I first posted this way back in 2010, and it still holds up well (dates aside). This comes from the good people at Aggie Catholic.
Everything you always wanted to know about Lent, but were afraid to ask.
What is Lent?
Lent is a time when the Catholic Church collectively enters into preparation for the celebration of Easter. Lent originally developed as a forty-day retreat, preparing converts to be baptized at the Easter Vigil. Lent is a season of conversion. Conversion is the process of turning away from sin and turning to God. Lent starts with Ash Wednesday (this excludes Sundays, which are not part of the 40 days) and ends on Holy Thursday, the first day of the Triduum, the three holy days before Easter.So why aren’t Sundays part of Lent?
This is because Sundays are always a day of celebration of Christ’s passion and Resurrection, so we celebrate on these days.Does this mean I can “cheat” on Sundays?Since Sundays are not part of the penitential season, you do not have to practice signs of penitence on these days. But, there is no reason you can’t do them either. If you feel you are “cheating” then it isn’t helping! There are some others that believe that Sundays are a part of Lent, but I do not agree with their take. Since the Church has some conflicting information (different documents state different things) I think you should do what you feel is best regarding the Lenten season and Sundays.
Why forty days and not some other number?
Because 40 is a special number in the Bible. It signifies preparation for something special – as in the 40 day flood of Noah.
* Moses stayed on the Mount Sinai forty days (Ex 24:18),
* Jonah gives the people of Ninevah forty days to repent (Jon 3:4) – (there are many other Old Testament stories)
* We also see this with Jesus, before starting his ministry, he spent forty days in the desert in prayer and fasting (Matt 4:2).
So, as in the Bible, we spend forty days in preparing ourselves to rejoice at the Resurrection of our Lord at Easter.So, what is Ash Wednesday all about?
Ash Wednesday is so named because this first day of Lent is where we are marked with ashes to show the repentance of our sins and mourning. This is also a Biblical sign that we live today. We can see this in several verses.
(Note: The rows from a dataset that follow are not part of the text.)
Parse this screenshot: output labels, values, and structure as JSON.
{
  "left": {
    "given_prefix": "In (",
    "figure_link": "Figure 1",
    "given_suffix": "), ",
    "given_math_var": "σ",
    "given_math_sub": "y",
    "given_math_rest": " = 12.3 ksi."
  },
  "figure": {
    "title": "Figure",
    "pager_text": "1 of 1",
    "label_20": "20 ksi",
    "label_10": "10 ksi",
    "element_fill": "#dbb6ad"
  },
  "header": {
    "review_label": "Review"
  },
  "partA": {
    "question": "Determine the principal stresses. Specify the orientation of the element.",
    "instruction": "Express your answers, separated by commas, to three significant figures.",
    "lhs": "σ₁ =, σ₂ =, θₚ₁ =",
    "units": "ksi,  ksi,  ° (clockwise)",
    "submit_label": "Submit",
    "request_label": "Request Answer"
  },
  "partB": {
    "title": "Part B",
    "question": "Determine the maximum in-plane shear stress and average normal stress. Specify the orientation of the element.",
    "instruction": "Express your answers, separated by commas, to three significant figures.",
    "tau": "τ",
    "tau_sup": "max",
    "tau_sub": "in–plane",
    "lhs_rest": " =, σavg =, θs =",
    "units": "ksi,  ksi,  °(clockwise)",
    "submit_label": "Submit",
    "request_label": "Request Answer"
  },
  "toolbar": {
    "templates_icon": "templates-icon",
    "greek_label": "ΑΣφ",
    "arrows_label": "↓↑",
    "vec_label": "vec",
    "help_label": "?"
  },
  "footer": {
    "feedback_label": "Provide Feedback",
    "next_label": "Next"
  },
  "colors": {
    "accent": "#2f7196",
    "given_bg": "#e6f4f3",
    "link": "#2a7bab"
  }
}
* One verse is – “I turned to the Lord God, pleading in earnest prayer, with fasting, sackcloth and ashes” (Dan 9:3)
* Other verses include: 1 Sam 4:12, Jon 3:6, Esther 4:1 and Matt 11:20-21
Today, ashes are still this same sign of repentance and mourning for our sins. They also represent our mortality. “I am nothing but dust and ashes” (Gen. 18:27). We started as nothing and our bodies will become dust and ashes after our death. Reminding ourselves that nobody escapes physical death, we look forward to eternal life.
There’s much, much more—read it all. You’ll want to print this out and share it with the gang at RCIA, or discuss around the dinner table.